Investors don't recognize that a mutual fund they own is an underperformer unless it actually loses money, says Doug Fabian, a publisher of investment advisory newsletters.
So, to clear that clouded vision, Fabian has published a "lemon list" of what he calls America's worst-performing mutual funds.
After analyzing more than 6,000 mutual funds, Fabian came up with 89 that he says have habitually underperformed their peers during the last one-, three- and five-year periods.
And they charge a good deal for that underperformance: The 89 funds, whose combined assets are more than $66-billion, carry an average expense ratio of 1.5 percent, Fabian said.
He plans to publish a new "lemon list" each quarter.
The top 11 funds on the current "lemon list," as measured by asset size and expense ratio, are Smith Barney Premium Total Return; Sogen International; Warburg Pincus International Equity: Advisor; Templeton Global Small Companies I, II; Dean Witter Worldwide Investment; Crabbe Huson Special; Merger Fund; Merrill Lynch Global Holdings; Phoenix Mid Cap; Ivy Growth Fund; and Royce Premier Fund.
"Everybody's afraid to make a solid call against underperformance," Fabian said. "And I think we've come up with some good criteria by not just focusing on average performance."
Fabian analyzed all domestic, global and international mutual funds, both load and no-load, as of March 31. To land on the "lemon list," a fund has to trail its peer group average in all three periods checked, including at least a 25 percent underperformance over the past year.
"These funds are unequivocally, without a doubt, the worst-performing funds in the industry, and they should be sold. There's no discussion needed," said Fabian. "I don't want to hear that the fund manager has changed. These funds are lemons and they need to be changed."
With just a little homework, investors can easily find suitable replacements for poor-performing funds, Fabian said. "There are great funds to be associated with in the mutual fund industry," he said. "If people want to take advantage of all the industry has to offer, they need to look at their portfolios and let go of the underperformers."

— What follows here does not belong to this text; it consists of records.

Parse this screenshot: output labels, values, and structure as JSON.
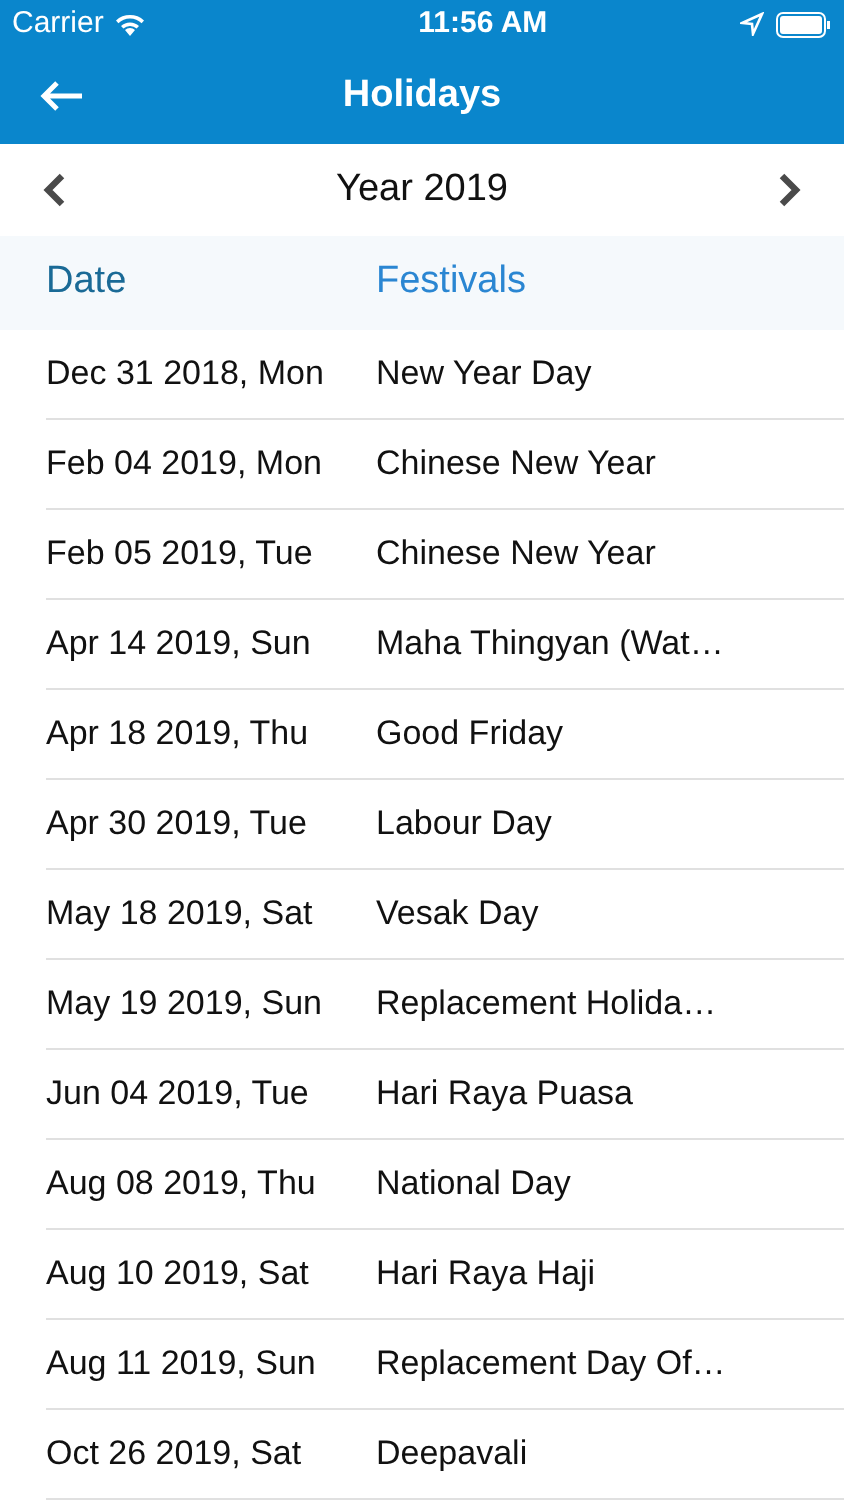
{
  "status_bar": {
    "carrier": "Carrier",
    "time": "11:56 AM"
  },
  "nav_bar": {
    "title": "Holidays"
  },
  "year_selector": {
    "label": "Year 2019"
  },
  "table": {
    "columns": [
      "Date",
      "Festivals"
    ],
    "rows": [
      {
        "date": "Dec 31 2018, Mon",
        "festival": "New Year Day"
      },
      {
        "date": "Feb 04 2019, Mon",
        "festival": "Chinese New Year"
      },
      {
        "date": "Feb 05 2019, Tue",
        "festival": "Chinese New Year"
      },
      {
        "date": "Apr 14 2019, Sun",
        "festival": "Maha Thingyan (Wat…"
      },
      {
        "date": "Apr 18 2019, Thu",
        "festival": "Good Friday"
      },
      {
        "date": "Apr 30 2019, Tue",
        "festival": "Labour Day"
      },
      {
        "date": "May 18 2019, Sat",
        "festival": "Vesak Day"
      },
      {
        "date": "May 19 2019, Sun",
        "festival": "Replacement Holida…"
      },
      {
        "date": "Jun 04 2019, Tue",
        "festival": "Hari Raya Puasa"
      },
      {
        "date": "Aug 08 2019, Thu",
        "festival": "National Day"
      },
      {
        "date": "Aug 10 2019, Sat",
        "festival": "Hari Raya Haji"
      },
      {
        "date": "Aug 11 2019, Sun",
        "festival": "Replacement Day Of…"
      },
      {
        "date": "Oct 26 2019, Sat",
        "festival": "Deepavali"
      }
    ]
  }
}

Fabian is the president of Huntington Beach, Calif.-based Fabian Investment Resources, a subsidiary of Phillips Publishing Inc. of Potomac, Md.